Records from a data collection
^^^^^^^^
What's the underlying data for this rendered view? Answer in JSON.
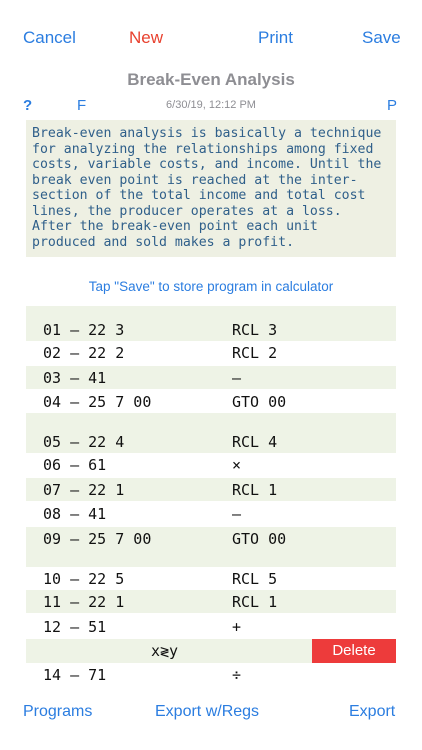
{
  "toolbar": {
    "cancel": "Cancel",
    "new": "New",
    "print": "Print",
    "save": "Save"
  },
  "header": {
    "title": "Break-Even Analysis",
    "help": "?",
    "f": "F",
    "date": "6/30/19, 12:12 PM",
    "p": "P"
  },
  "description": "Break-even analysis is basically a technique\nfor analyzing the relationships among fixed\ncosts, variable costs, and income. Until the\nbreak even point is reached at the inter-\nsection of the total income and total cost\nlines, the producer operates at a loss.\nAfter the break-even point each unit\nproduced and sold makes a profit.",
  "hint": "Tap \"Save\" to store program in calculator",
  "program": [
    {
      "code": "01 – 22 3",
      "op": "RCL 3"
    },
    {
      "code": "02 – 22 2",
      "op": "RCL 2"
    },
    {
      "code": "03 – 41",
      "op": "–"
    },
    {
      "code": "04 – 25 7 00",
      "op": "GTO 00"
    },
    {
      "code": "05 – 22 4",
      "op": "RCL 4"
    },
    {
      "code": "06 – 61",
      "op": "×"
    },
    {
      "code": "07 – 22 1",
      "op": "RCL 1"
    },
    {
      "code": "08 – 41",
      "op": "–"
    },
    {
      "code": "09 – 25 7 00",
      "op": "GTO 00"
    },
    {
      "code": "10 – 22 5",
      "op": "RCL 5"
    },
    {
      "code": "11 – 22 1",
      "op": "RCL 1"
    },
    {
      "code": "12 – 51",
      "op": "+"
    },
    {
      "code": "",
      "op": "x≷y"
    },
    {
      "code": "14 – 71",
      "op": "÷"
    }
  ],
  "delete_label": "Delete",
  "bottom": {
    "programs": "Programs",
    "export_regs": "Export w/Regs",
    "export": "Export"
  },
  "colors": {
    "accent": "#2b7de0",
    "new": "#e8412e",
    "delete": "#ed3b3b",
    "row_shaded": "#eef3e6"
  }
}
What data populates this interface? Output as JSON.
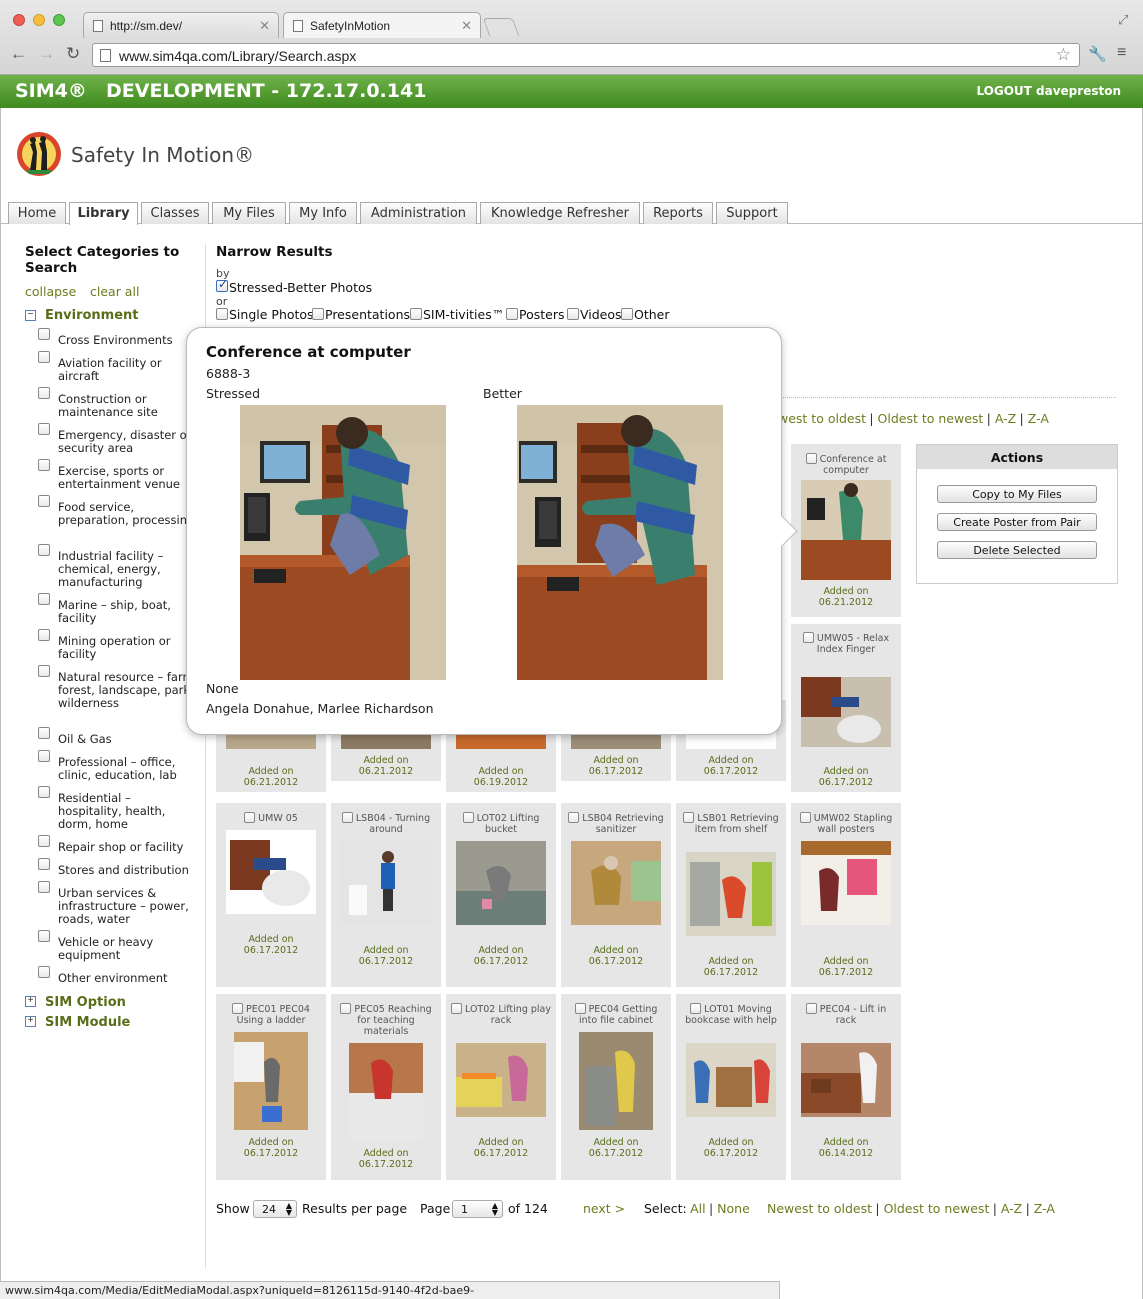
{
  "browser": {
    "tabs": [
      {
        "label": "http://sm.dev/"
      },
      {
        "label": "SafetyInMotion"
      }
    ],
    "url": "www.sim4qa.com/Library/Search.aspx",
    "status_url": "www.sim4qa.com/Media/EditMediaModal.aspx?uniqueId=8126115d-9140-4f2d-bae9-9defefc87baf&TB_iframe=true&height=500&width=775"
  },
  "header": {
    "product": "SIM4®",
    "environment": "DEVELOPMENT - 172.17.0.141",
    "logout": "LOGOUT davepreston",
    "brand": "Safety In Motion®"
  },
  "nav": [
    "Home",
    "Library",
    "Classes",
    "My Files",
    "My Info",
    "Administration",
    "Knowledge Refresher",
    "Reports",
    "Support"
  ],
  "sidebar": {
    "title": "Select Categories to Search",
    "collapse": "collapse",
    "clear_all": "clear all",
    "section_environment": "Environment",
    "categories": [
      "Cross Environments",
      "Aviation facility or aircraft",
      "Construction or maintenance site",
      "Emergency, disaster or security area",
      "Exercise, sports or entertainment venue",
      "Food service, preparation, processing",
      "Industrial facility – chemical, energy, manufacturing",
      "Marine – ship, boat, facility",
      "Mining operation or facility",
      "Natural resource – farm, forest, landscape, park, wilderness",
      "Oil & Gas",
      "Professional – office, clinic, education, lab",
      "Residential – hospitality, health, dorm, home",
      "Repair shop or facility",
      "Stores and distribution",
      "Urban services & infrastructure – power, roads, water",
      "Vehicle or heavy equipment",
      "Other environment"
    ],
    "section_option": "SIM Option",
    "section_module": "SIM Module"
  },
  "narrow": {
    "title": "Narrow Results",
    "by": "by",
    "or": "or",
    "primary": "Stressed-Better Photos",
    "types": [
      "Single Photos",
      "Presentations",
      "SIM-tivities™",
      "Posters",
      "Videos",
      "Other"
    ]
  },
  "sort": {
    "partial_newest": "west to oldest",
    "newest": "Newest to oldest",
    "oldest": "Oldest to newest",
    "az": "A-Z",
    "za": "Z-A"
  },
  "popup": {
    "title": "Conference at computer",
    "code": "6888-3",
    "stressed": "Stressed",
    "better": "Better",
    "none": "None",
    "people": "Angela Donahue, Marlee Richardson"
  },
  "actions": {
    "title": "Actions",
    "copy": "Copy to My Files",
    "poster": "Create Poster from Pair",
    "delete": "Delete Selected"
  },
  "grid": {
    "added_label": "Added on",
    "row1": [
      {
        "title": "Conference at computer",
        "date": "06.21.2012"
      }
    ],
    "row2": [
      {
        "title": "",
        "date": "06.21.2012"
      },
      {
        "title": "",
        "date": "06.21.2012"
      },
      {
        "title": "",
        "date": "06.19.2012"
      },
      {
        "title": "",
        "date": "06.17.2012"
      },
      {
        "title": "",
        "date": "06.17.2012"
      },
      {
        "title": "UMW05 - Relax Index Finger",
        "date": "06.17.2012"
      }
    ],
    "row3": [
      {
        "title": "UMW 05",
        "date": "06.17.2012"
      },
      {
        "title": "LSB04 - Turning around",
        "date": "06.17.2012"
      },
      {
        "title": "LOT02 Lifting bucket",
        "date": "06.17.2012"
      },
      {
        "title": "LSB04 Retrieving sanitizer",
        "date": "06.17.2012"
      },
      {
        "title": "LSB01 Retrieving item from shelf",
        "date": "06.17.2012"
      },
      {
        "title": "UMW02 Stapling wall posters",
        "date": "06.17.2012"
      }
    ],
    "row4": [
      {
        "title": "PEC01 PEC04 Using a ladder",
        "date": "06.17.2012"
      },
      {
        "title": "PEC05 Reaching for teaching materials",
        "date": "06.17.2012"
      },
      {
        "title": "LOT02 Lifting play rack",
        "date": "06.17.2012"
      },
      {
        "title": "PEC04 Getting into file cabinet",
        "date": "06.17.2012"
      },
      {
        "title": "LOT01 Moving bookcase with help",
        "date": "06.17.2012"
      },
      {
        "title": "PEC04 - Lift in rack",
        "date": "06.14.2012"
      }
    ]
  },
  "pager": {
    "show": "Show",
    "per_page_value": "24",
    "per_page_label": "Results per page",
    "page": "Page",
    "page_value": "1",
    "of": "of 124",
    "next": "next >",
    "select": "Select:",
    "all": "All",
    "none": "None"
  }
}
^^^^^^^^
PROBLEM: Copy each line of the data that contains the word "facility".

SOLUTION FOR THIS EXERCISE:
      "Aviation facility or aircraft",
      "Industrial facility – chemical, energy, manufacturing",
      "Marine – ship, boat, facility",
      "Mining operation or facility",
      "Repair shop or facility",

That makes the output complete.